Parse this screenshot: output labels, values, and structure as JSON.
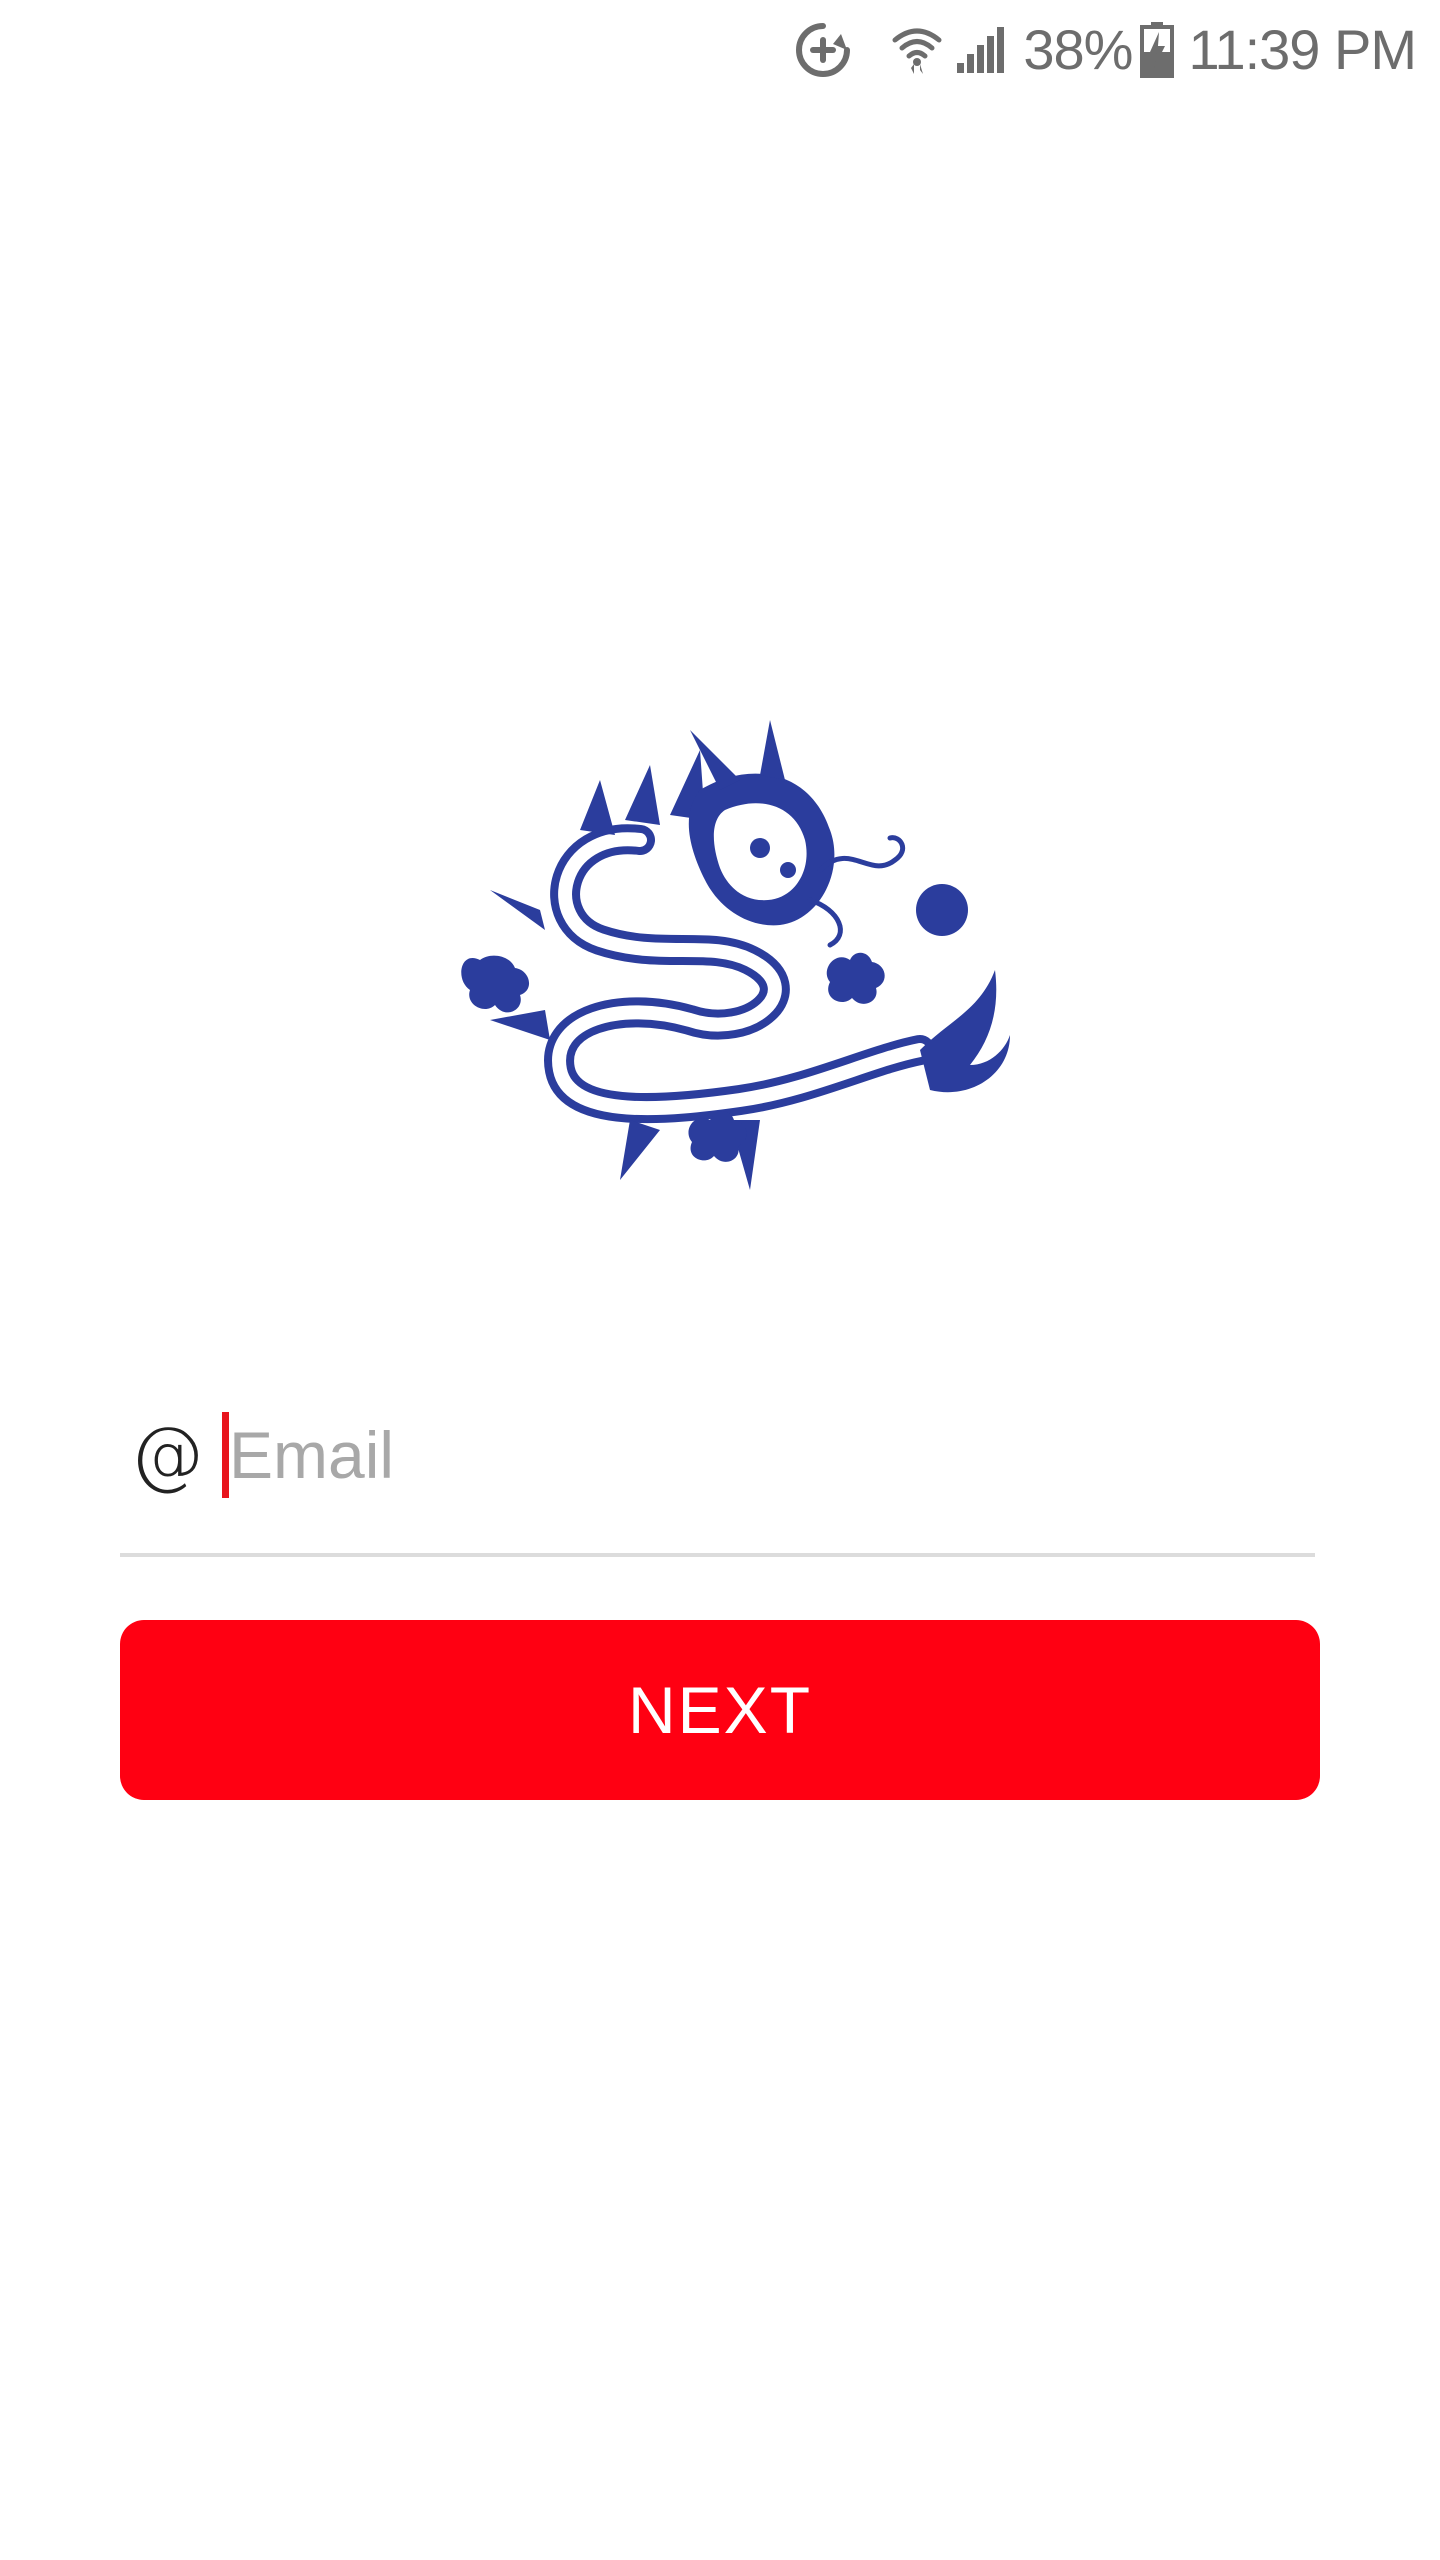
{
  "status_bar": {
    "battery_percent": "38%",
    "time": "11:39 PM",
    "icons": [
      "sync-plus-icon",
      "wifi-icon",
      "signal-icon",
      "battery-charging-icon"
    ]
  },
  "logo": {
    "icon": "dragon-logo",
    "color": "#2b3d9d"
  },
  "email_field": {
    "icon": "at-sign-icon",
    "icon_glyph": "@",
    "placeholder": "Email",
    "value": ""
  },
  "next_button": {
    "label": "NEXT",
    "color": "#ff0012"
  },
  "colors": {
    "accent": "#ff0012",
    "caret": "#e8141c",
    "logo_blue": "#2b3d9d",
    "placeholder": "#a8a8a8",
    "status_text": "#6d6d6d"
  }
}
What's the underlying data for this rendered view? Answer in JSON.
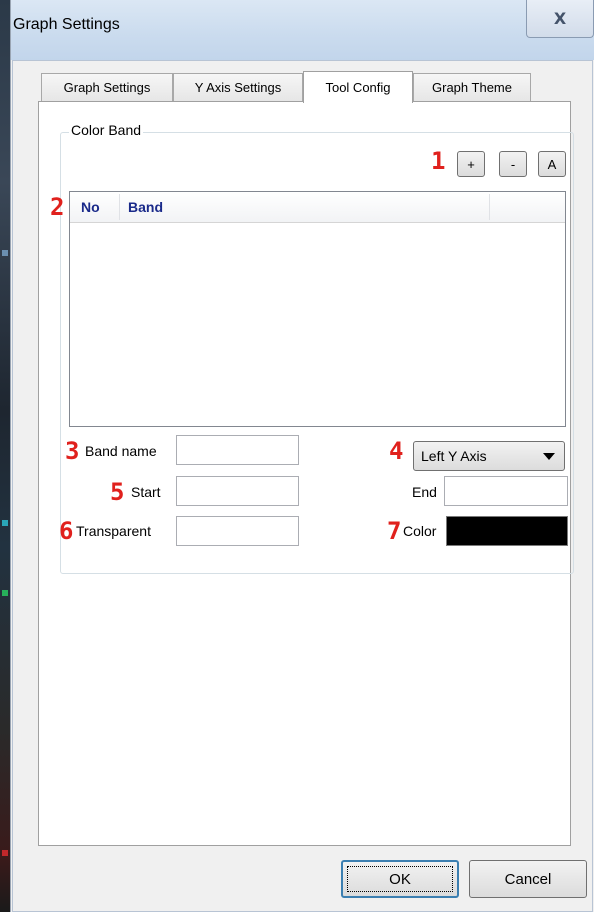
{
  "window": {
    "title": "Graph Settings",
    "close_glyph": "X"
  },
  "tabs": [
    {
      "label": "Graph Settings",
      "active": false
    },
    {
      "label": "Y Axis Settings",
      "active": false
    },
    {
      "label": "Tool Config",
      "active": true
    },
    {
      "label": "Graph Theme",
      "active": false
    }
  ],
  "color_band": {
    "group_label": "Color Band",
    "buttons": {
      "add": "+",
      "remove": "-",
      "all": "A"
    },
    "columns": [
      "No",
      "Band"
    ],
    "rows": [],
    "band_name_label": "Band name",
    "band_name_value": "",
    "axis_select": "Left Y Axis",
    "start_label": "Start",
    "start_value": "",
    "end_label": "End",
    "end_value": "",
    "transparent_label": "Transparent",
    "transparent_value": "",
    "color_label": "Color",
    "color_value": "#000000"
  },
  "annotations": [
    "1",
    "2",
    "3",
    "4",
    "5",
    "6",
    "7"
  ],
  "footer": {
    "ok": "OK",
    "cancel": "Cancel"
  },
  "colors": {
    "annotation": "#e0211d",
    "column_header": "#1a2a8a",
    "title_bar": "#cadbee"
  }
}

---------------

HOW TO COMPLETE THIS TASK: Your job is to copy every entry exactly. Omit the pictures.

ANSWER BOX:
Parse this screenshot: output labels, values, and structure as JSON.
{
  "status_bar": {
    "battery_percent": "38%",
    "time": "11:39 PM",
    "icons": [
      "sync-plus-icon",
      "wifi-icon",
      "signal-icon",
      "battery-charging-icon"
    ]
  },
  "logo": {
    "icon": "dragon-logo",
    "color": "#2b3d9d"
  },
  "email_field": {
    "icon": "at-sign-icon",
    "icon_glyph": "@",
    "placeholder": "Email",
    "value": ""
  },
  "next_button": {
    "label": "NEXT",
    "color": "#ff0012"
  },
  "colors": {
    "accent": "#ff0012",
    "caret": "#e8141c",
    "logo_blue": "#2b3d9d",
    "placeholder": "#a8a8a8",
    "status_text": "#6d6d6d"
  }
}
What's the underlying data for this rendered view? Answer in JSON.
{
  "window": {
    "title": "Graph Settings",
    "close_glyph": "X"
  },
  "tabs": [
    {
      "label": "Graph Settings",
      "active": false
    },
    {
      "label": "Y Axis Settings",
      "active": false
    },
    {
      "label": "Tool Config",
      "active": true
    },
    {
      "label": "Graph Theme",
      "active": false
    }
  ],
  "color_band": {
    "group_label": "Color Band",
    "buttons": {
      "add": "+",
      "remove": "-",
      "all": "A"
    },
    "columns": [
      "No",
      "Band"
    ],
    "rows": [],
    "band_name_label": "Band name",
    "band_name_value": "",
    "axis_select": "Left Y Axis",
    "start_label": "Start",
    "start_value": "",
    "end_label": "End",
    "end_value": "",
    "transparent_label": "Transparent",
    "transparent_value": "",
    "color_label": "Color",
    "color_value": "#000000"
  },
  "annotations": [
    "1",
    "2",
    "3",
    "4",
    "5",
    "6",
    "7"
  ],
  "footer": {
    "ok": "OK",
    "cancel": "Cancel"
  },
  "colors": {
    "annotation": "#e0211d",
    "column_header": "#1a2a8a",
    "title_bar": "#cadbee"
  }
}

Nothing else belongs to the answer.